Work to complete. In the entries below, find the lines with the word "Camera" and copy them.

Dataset.
========
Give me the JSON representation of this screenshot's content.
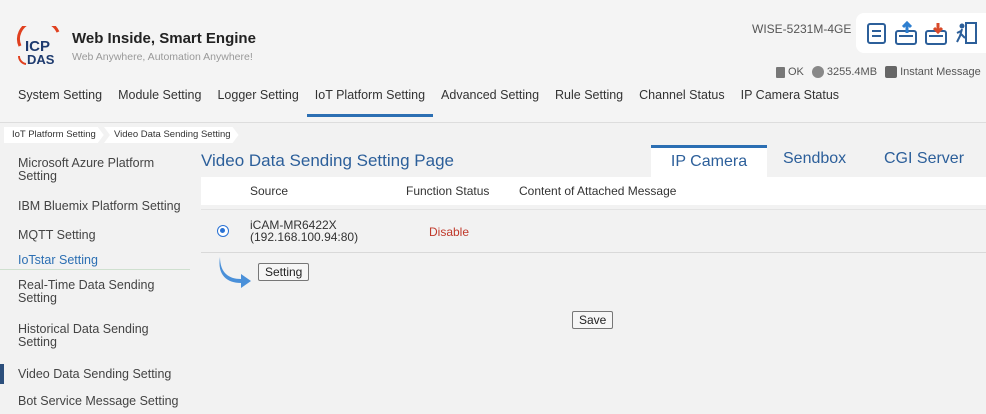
{
  "brand": {
    "title": "Web Inside, Smart Engine",
    "subtitle": "Web Anywhere, Automation Anywhere!",
    "logo_top": "ICP",
    "logo_bottom": "DAS"
  },
  "header": {
    "model": "WISE-5231M-4GE",
    "icons": [
      "document-icon",
      "upload-icon",
      "download-icon",
      "logout-icon"
    ],
    "status": {
      "state": "OK",
      "storage": "3255.4MB",
      "message": "Instant Message"
    }
  },
  "nav": {
    "tabs": [
      {
        "label": "System Setting"
      },
      {
        "label": "Module Setting"
      },
      {
        "label": "Logger Setting"
      },
      {
        "label": "IoT Platform Setting"
      },
      {
        "label": "Advanced Setting"
      },
      {
        "label": "Rule Setting"
      },
      {
        "label": "Channel Status"
      },
      {
        "label": "IP Camera Status"
      }
    ],
    "active": "IoT Platform Setting"
  },
  "breadcrumb": [
    "IoT Platform Setting",
    "Video Data Sending Setting"
  ],
  "sidebar": {
    "items": [
      {
        "label": "Microsoft Azure Platform Setting"
      },
      {
        "label": "IBM Bluemix Platform Setting"
      },
      {
        "label": "MQTT Setting"
      },
      {
        "label": "IoTstar Setting"
      },
      {
        "label": "Real-Time Data Sending Setting"
      },
      {
        "label": "Historical Data Sending Setting"
      },
      {
        "label": "Video Data Sending Setting"
      },
      {
        "label": "Bot Service Message Setting"
      }
    ],
    "active": "Video Data Sending Setting"
  },
  "main": {
    "title": "Video Data Sending Setting Page",
    "tabs": [
      {
        "label": "IP Camera"
      },
      {
        "label": "Sendbox"
      },
      {
        "label": "CGI Server"
      }
    ],
    "active_tab": "IP Camera",
    "columns": [
      "Source",
      "Function Status",
      "Content of Attached Message"
    ],
    "rows": [
      {
        "name": "iCAM-MR6422X",
        "address": "(192.168.100.94:80)",
        "status": "Disable",
        "message": "",
        "selected": true
      }
    ],
    "setting_button": "Setting",
    "save_button": "Save"
  },
  "colors": {
    "accent": "#2c6fb3",
    "title": "#2c5f9a",
    "disable": "#c0392b"
  }
}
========
Answer for this exercise.
        "label": "IP Camera Status"
        "label": "IP Camera"
    "active_tab": "IP Camera",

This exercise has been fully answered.